Anti-abortion forces suffered a major loss in Ohio yesterday--major enough to merit a repost from yesterday. Religious right activist Janet Porter has spent most of the last two years trying to get the Ohio General Assembly to pass a bill that would make abortion illegal the minute a fetus' heartbeat could be detected--as early as six weeks in some cases, before a woman knows she's pregnant. If it passed, it would have effectively outlawed abortion in Ohio. Since the Republicans pretty much own the state legislature due to the disaster of 2010, it should have easily passed, right? Well, not exactly. The bill passed the state house, but it stalled in the state senate due to concerns that it would be DOA in court. Even the Ohio Right to Life Society and the National Right to Life Committee opposed this bill, calling it too extreme.
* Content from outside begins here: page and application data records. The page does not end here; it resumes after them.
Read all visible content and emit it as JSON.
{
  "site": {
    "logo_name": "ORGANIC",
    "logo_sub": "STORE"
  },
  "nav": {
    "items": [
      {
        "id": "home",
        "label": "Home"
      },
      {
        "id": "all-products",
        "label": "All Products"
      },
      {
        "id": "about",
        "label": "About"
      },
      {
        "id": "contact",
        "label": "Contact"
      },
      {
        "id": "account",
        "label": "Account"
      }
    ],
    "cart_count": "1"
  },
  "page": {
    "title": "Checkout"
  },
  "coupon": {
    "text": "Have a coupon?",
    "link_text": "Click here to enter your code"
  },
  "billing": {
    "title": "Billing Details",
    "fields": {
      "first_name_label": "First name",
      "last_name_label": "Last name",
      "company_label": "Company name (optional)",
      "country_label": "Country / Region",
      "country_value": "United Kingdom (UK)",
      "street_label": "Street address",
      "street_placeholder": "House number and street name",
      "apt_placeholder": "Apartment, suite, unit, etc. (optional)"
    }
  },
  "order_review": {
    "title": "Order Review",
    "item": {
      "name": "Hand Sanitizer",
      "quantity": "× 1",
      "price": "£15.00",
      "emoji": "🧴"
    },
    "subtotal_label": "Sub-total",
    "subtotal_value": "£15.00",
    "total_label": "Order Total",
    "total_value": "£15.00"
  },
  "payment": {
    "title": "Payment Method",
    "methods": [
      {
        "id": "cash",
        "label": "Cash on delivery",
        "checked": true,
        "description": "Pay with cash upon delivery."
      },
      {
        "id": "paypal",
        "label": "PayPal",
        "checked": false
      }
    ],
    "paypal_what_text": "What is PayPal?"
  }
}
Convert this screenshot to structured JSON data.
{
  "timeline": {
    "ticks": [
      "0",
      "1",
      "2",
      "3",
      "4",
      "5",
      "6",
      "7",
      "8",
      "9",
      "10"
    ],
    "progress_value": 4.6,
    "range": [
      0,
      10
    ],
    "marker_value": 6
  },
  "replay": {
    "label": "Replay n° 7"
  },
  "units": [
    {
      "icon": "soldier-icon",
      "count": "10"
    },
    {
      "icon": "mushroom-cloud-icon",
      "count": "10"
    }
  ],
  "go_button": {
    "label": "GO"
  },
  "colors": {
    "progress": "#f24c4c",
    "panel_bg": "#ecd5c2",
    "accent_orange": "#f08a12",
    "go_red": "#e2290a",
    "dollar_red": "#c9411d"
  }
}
Now there's no chance of it passing this year, as state senate president Tom Niehaus announced it won't be brought up for a vote.
In a strongly worded letter to “fellow pro-life Ohioan(s),” Niehaus said the bill was flawed and slammed supporters for questioning the commitment of majority Republicans in the Senate to ending abortion.Niehaus was referring to the bully-boy tactics used by the Porter organization. She not only brought in a bunch of fundie preachers (many of whom have ties to the New Apostolic Reformation) to pressure the senate into voting, but even took out ads threatening to primary any Repub who votes against the bill. Another factor was that even the bill's supporters admit it'll be tied up for years in court.
“Unfortunately, leaders of an organization called Faith2Action have made exaggerated and inflammatory statements...their claim that we ‘lose more than a school bus full of children every day’ due to a lack of Senate action on the bill is simply false, and I will not continue to allow this organization to question the commitment of my colleagues to ending the scourge of abortion,” Niehaus wrote.
Apparently Porter's people aren't giving up--according to the official site supporting the heartbeat bill, they're planning a rally at the Ohio State House on May 19. The bill also has some pretty powerful supporters--apparently Josh Mandel, the leading Republican candidate for Senate, supports it, as do George Voinovich, James Dobson, Tony Perkins and Jim Garlow. But from the looks of it, this bill is dead--at least for this year.